◆ **INFORMATION**

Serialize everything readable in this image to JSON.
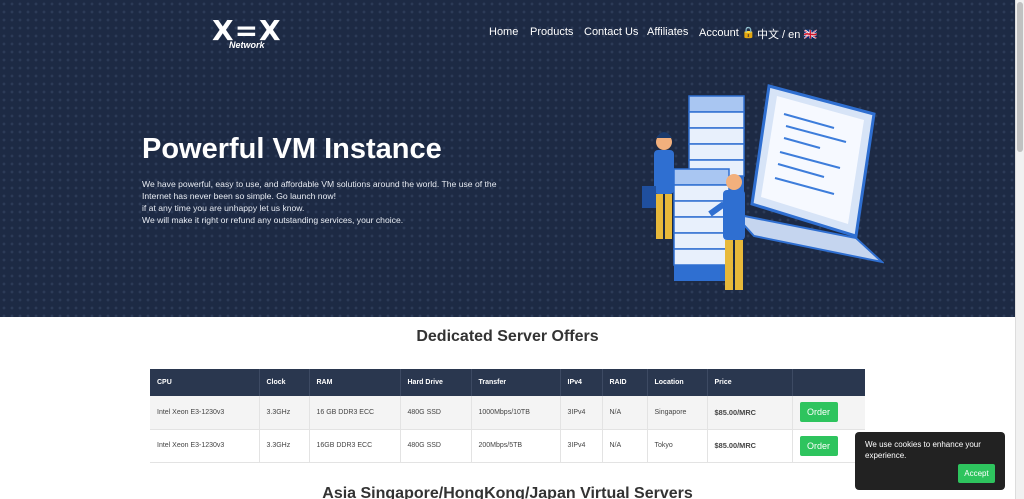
{
  "brand": {
    "logo_mark": "X=X",
    "logo_sub": "Network"
  },
  "nav": {
    "items": [
      {
        "label": "Home"
      },
      {
        "label": "Products"
      },
      {
        "label": "Contact Us"
      },
      {
        "label": "Affiliates"
      },
      {
        "label": "Account 🔒"
      },
      {
        "label": "中文 / en 🇬🇧"
      }
    ]
  },
  "hero": {
    "title": "Powerful VM Instance",
    "lines": [
      "We have powerful, easy to use, and affordable VM solutions around the world. The use of the",
      "Internet has never been so simple. Go launch now!",
      "if at any time you are unhappy let us know.",
      "We will make it right or refund any outstanding services, your choice."
    ]
  },
  "dedicated": {
    "title": "Dedicated Server Offers",
    "headers": [
      "CPU",
      "Clock",
      "RAM",
      "Hard Drive",
      "Transfer",
      "IPv4",
      "RAID",
      "Location",
      "Price",
      ""
    ],
    "rows": [
      {
        "cpu": "Intel Xeon E3-1230v3",
        "clock": "3.3GHz",
        "ram": "16 GB DDR3 ECC",
        "drive": "480G SSD",
        "transfer": "1000Mbps/10TB",
        "ipv4": "3IPv4",
        "raid": "N/A",
        "location": "Singapore",
        "price": "$85.00/MRC",
        "order": "Order"
      },
      {
        "cpu": "Intel Xeon E3-1230v3",
        "clock": "3.3GHz",
        "ram": "16GB DDR3 ECC",
        "drive": "480G SSD",
        "transfer": "200Mbps/5TB",
        "ipv4": "3IPv4",
        "raid": "N/A",
        "location": "Tokyo",
        "price": "$85.00/MRC",
        "order": "Order"
      }
    ]
  },
  "next_section": {
    "title": "Asia Singapore/HongKong/Japan Virtual Servers"
  },
  "cookie": {
    "message": "We use cookies to enhance your experience.",
    "accept": "Accept"
  },
  "colors": {
    "hero_bg": "#1d2a44",
    "table_header": "#2a374f",
    "accent_green": "#2ec45e",
    "price_blue": "#3a7bd5"
  }
}
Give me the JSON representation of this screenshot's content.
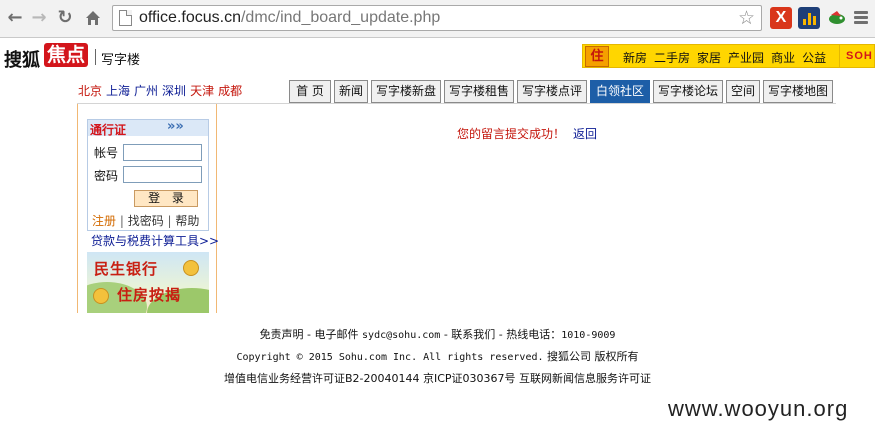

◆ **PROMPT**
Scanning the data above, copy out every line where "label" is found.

◆ **FINISHED EXERCISE**
        "label": "Home"
        "label": "Products"
        "label": "Contact Us"
        "label": "Affiliates"
        "label": "Account 🔒"
        "label": "中文 / en 🇬🇧"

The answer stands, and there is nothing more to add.